A bit about public health in the UK…and WALES!

By: Amanda Pressly, Foster Undergraduate

First off, I will be the first to admit I am probably among the most unlucky people in the world. I will also admit my first day/night in Manchester was hell. It all started to go bad when I missed my connecting flight and the airport lost my luggage, meaning I had no clean clothes or toiletries. By the time I arrived in Manchester I had already spent about 17 hours traveling, and it was another 2 before I got to the housing. When I got to my flat I realized not only was there was no one else there, there was also a lack of basic housing needs, i.e. toilet paper, paper towels, pots and pans, dishes, internet, and the bedding pack that I had pre-ordered. Needless to say I was not a happy camper, as it was literally almost like camping.

My motto that night was it can’t possibly get any worse, and finally I was right about one thing. The next morning I woke up to the sounds of a flat mate moving in (the dorm is set up weird to where you have to go upstairs to get into the general area, then go downstairs to the rooms).  She turned out to be really awesome and the first British friend I made. I spent the rest of the day with her and ended up meeting about 10 new people from all over the world. Admittedly the social scene in Manchester gets a lot better after a shower and a clean change of clothes. For the first week it was nothing but pubs, clubs, events, games, and hanging out; there is never nothing to do in Manchester, which is all very exciting at first, but by the time classes actually start the majority of students are practically brain dead.

The weekend before classes started I went on a trip to Wales with the international society; if you do anything it should involve Wales at least once. It was an amazing trip, the landscape is gorgeous and the atmosphere is completely different from Manchester. While it is important to get to know the city you are in, you should also take advantage of the fact that there is so much more to see and do.

The night I got home from Wales I was extremely ill, and had been for a few days. I tried to brush it off with a shower and lots of sleep, but couldn’t shake it. It got to the point where I was in so much pain that I had to go to the hospital. The reception helped me right away and got me to see a triage nurse. After several tests and three hours of observation, I was sent home with medication. Now, had I been in America this would have cost a fortune, but here everything was free, even the medication they gave me.

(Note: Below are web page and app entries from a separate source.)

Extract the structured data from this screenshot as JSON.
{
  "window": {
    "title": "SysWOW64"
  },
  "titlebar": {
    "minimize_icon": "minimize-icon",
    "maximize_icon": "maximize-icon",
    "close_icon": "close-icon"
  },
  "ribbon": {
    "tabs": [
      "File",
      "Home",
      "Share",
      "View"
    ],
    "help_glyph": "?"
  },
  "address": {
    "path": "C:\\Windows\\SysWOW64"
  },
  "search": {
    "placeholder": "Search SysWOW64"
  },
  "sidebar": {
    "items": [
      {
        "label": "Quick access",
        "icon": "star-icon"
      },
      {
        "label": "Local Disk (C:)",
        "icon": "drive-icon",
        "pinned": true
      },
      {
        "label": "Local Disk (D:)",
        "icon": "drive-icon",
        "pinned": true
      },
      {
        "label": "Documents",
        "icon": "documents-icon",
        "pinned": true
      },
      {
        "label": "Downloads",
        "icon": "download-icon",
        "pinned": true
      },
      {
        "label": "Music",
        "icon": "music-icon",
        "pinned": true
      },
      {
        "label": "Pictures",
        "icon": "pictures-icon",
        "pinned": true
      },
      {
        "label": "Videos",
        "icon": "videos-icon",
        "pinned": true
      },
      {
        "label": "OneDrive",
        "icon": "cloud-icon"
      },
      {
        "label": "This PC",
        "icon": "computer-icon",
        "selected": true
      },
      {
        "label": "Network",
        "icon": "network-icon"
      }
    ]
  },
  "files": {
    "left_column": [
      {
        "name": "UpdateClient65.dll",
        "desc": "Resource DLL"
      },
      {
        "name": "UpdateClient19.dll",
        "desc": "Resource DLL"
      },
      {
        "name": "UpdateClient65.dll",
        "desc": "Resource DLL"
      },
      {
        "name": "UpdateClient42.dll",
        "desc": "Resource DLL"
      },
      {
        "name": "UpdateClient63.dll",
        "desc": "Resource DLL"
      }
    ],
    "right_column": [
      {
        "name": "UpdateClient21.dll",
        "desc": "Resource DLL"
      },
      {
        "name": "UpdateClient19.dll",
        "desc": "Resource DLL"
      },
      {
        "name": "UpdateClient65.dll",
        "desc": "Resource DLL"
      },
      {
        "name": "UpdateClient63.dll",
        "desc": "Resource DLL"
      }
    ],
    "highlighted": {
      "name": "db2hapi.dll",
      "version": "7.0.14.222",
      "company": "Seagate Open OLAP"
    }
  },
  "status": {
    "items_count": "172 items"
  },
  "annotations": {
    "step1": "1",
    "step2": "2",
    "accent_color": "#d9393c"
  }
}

Today’s lesson takeaways:

  • Book a flight with a longer layover time
  • Pack extra clothes in your carryon bag just in case
  • Be prepared to spend much more than anticipated
  • Don’t overdue the partying, as tempting as it may be, be sure to take a few nights off
  • Explore surrounding areas
  • Make loads of friends
  • And above all, if you are going to get seriously ill or injured, do it in the UK